8 out of 10 mobile health apps open to HIPAA violations, hacking, data theft
A new report shows 84 percent of U.S. FDA-approved health apps tested by IT security vendor Arxan Technologies did not adequately address at least two of the Open Web Application Security Project top 10 risks.
Most health apps are susceptible to code tampering and reverse-engineering, two of the most common hacking techniques, the report found. Ninety-five percent of the FDA-approved apps lack binary protection and have insufficient transport layer protection, leaving them open to hacks that could result in privacy violations, theft of personal health information, as well as device tampering and patient safety issues.
The new research from Arxan, which this year placed special emphasis on mobile health apps, was based on analysis of 126 popular health and finance apps from the United States. United Kingdom, Germany and Japan.
There is a disparity between consumer confidence and the attention given to security by app developers, the study found. While the majority of app users and app executives said they believe their apps are secure, nearly all apps Arxan assessed proved to be vulnerable
The situation isn’t much better across the pond, either, where 80 percent of the mobile health apps approved by the U.K. National Health Service and tested by Arxan did not adequately address at least two of the OWASP mobile top 10 risks, according to the 5th Annual Arxan State of Application Security Report. The OWSAP is an online community dedicated to web and mobile application security.
“Given the highly distributed mobile environment, healthcare CIOs and provider organizations with mobile apps should bake application self-protection security measures into their apps before releasing them ‘into the wild,’” said Patrick Kehoe, chief marketing officer at Arxan Technologies. “Hardening mobile health apps with application self-protection allows the app to be protected against advanced threats no matter where it goes.
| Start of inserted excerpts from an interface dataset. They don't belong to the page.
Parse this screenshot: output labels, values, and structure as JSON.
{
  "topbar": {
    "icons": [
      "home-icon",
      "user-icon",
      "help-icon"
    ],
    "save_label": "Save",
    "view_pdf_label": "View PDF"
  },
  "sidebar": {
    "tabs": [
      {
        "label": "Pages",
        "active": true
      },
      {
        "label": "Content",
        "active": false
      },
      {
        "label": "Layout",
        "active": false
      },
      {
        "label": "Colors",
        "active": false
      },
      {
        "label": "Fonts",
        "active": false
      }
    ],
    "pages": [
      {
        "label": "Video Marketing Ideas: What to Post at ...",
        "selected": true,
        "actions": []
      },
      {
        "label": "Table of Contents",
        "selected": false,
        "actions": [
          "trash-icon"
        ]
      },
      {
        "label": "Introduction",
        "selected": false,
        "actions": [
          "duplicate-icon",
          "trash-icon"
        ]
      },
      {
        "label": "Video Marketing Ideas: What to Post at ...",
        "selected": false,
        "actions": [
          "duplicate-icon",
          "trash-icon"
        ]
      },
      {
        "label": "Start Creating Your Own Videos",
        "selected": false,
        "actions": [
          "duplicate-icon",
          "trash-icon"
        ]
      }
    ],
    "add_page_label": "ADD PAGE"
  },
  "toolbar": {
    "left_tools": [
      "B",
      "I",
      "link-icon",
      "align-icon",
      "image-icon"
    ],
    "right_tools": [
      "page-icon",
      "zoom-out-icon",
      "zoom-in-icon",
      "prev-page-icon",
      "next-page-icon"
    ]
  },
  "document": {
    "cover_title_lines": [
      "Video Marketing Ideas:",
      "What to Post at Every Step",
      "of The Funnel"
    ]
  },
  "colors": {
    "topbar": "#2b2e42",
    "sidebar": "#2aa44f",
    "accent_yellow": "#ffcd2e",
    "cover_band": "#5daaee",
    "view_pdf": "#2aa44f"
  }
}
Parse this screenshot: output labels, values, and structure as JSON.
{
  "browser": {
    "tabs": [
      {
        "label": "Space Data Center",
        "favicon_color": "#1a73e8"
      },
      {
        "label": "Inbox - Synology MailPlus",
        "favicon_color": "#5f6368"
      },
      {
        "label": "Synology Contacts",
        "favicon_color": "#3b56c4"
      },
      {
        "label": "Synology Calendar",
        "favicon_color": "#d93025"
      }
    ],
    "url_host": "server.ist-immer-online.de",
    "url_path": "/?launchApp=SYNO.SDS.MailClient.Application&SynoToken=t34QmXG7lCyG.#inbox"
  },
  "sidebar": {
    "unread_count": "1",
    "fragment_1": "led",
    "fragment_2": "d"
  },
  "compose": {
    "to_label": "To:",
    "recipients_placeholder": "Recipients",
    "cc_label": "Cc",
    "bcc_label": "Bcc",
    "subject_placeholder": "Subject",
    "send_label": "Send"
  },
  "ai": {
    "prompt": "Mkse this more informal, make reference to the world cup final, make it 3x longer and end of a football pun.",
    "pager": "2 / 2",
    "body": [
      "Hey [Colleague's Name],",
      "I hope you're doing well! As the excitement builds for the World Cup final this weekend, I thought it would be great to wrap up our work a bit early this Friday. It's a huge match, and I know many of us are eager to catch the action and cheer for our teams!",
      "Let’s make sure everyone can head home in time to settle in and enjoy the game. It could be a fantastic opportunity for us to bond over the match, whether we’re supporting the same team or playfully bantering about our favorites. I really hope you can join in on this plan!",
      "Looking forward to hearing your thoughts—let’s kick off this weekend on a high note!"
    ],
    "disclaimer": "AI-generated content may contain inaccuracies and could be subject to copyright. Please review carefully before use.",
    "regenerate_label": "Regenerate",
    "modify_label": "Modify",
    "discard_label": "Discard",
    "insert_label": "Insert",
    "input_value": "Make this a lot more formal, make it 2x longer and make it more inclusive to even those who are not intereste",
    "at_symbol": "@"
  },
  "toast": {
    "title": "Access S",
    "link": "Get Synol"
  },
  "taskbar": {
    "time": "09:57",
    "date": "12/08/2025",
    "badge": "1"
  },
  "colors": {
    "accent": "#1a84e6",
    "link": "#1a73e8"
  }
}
In addition to app hardening, beefing up protection of the application programming interfaces, or APIs, that communicate between the mobile apps and back-end servers that contain high-value, high-target health information is becoming essential.”
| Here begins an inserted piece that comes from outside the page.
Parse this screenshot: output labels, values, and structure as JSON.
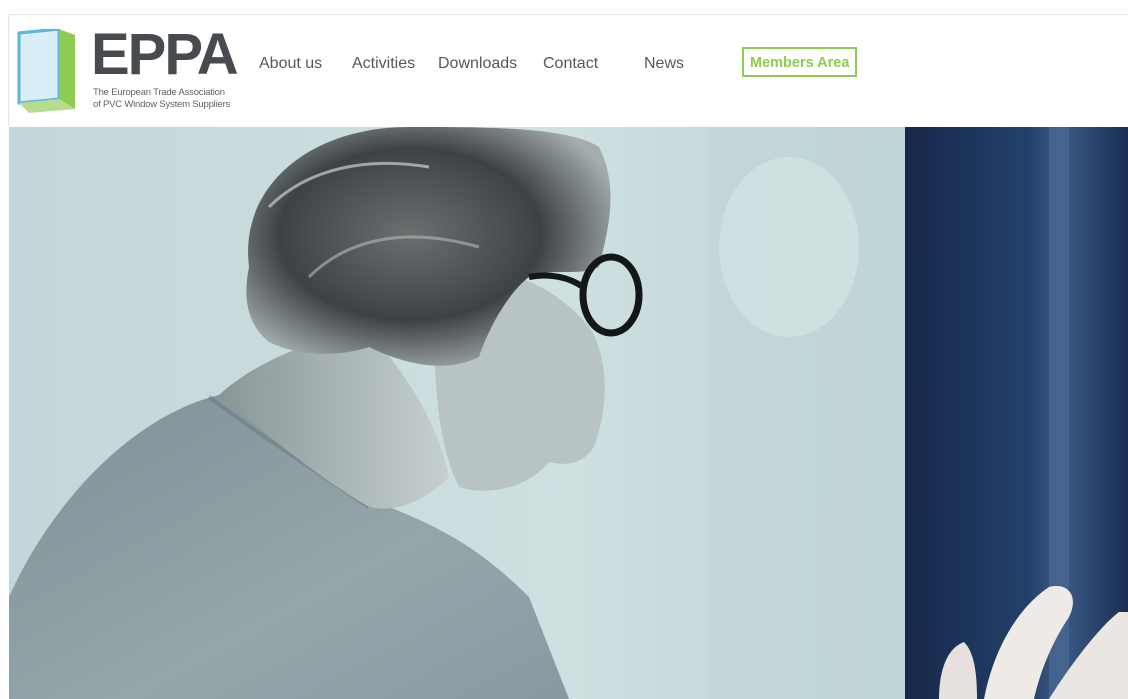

Many CIOs and healthcare security executives do a good job of minimizing data exposure on mobile devices by keeping sensitive data stored on back-end servers, but hackers know this, and APIs with standard security that does not hide cryptographic keys within applications and in memory can be overtaken and used as a path into the valuable and sensitive data on back-end servers, Kehoe added.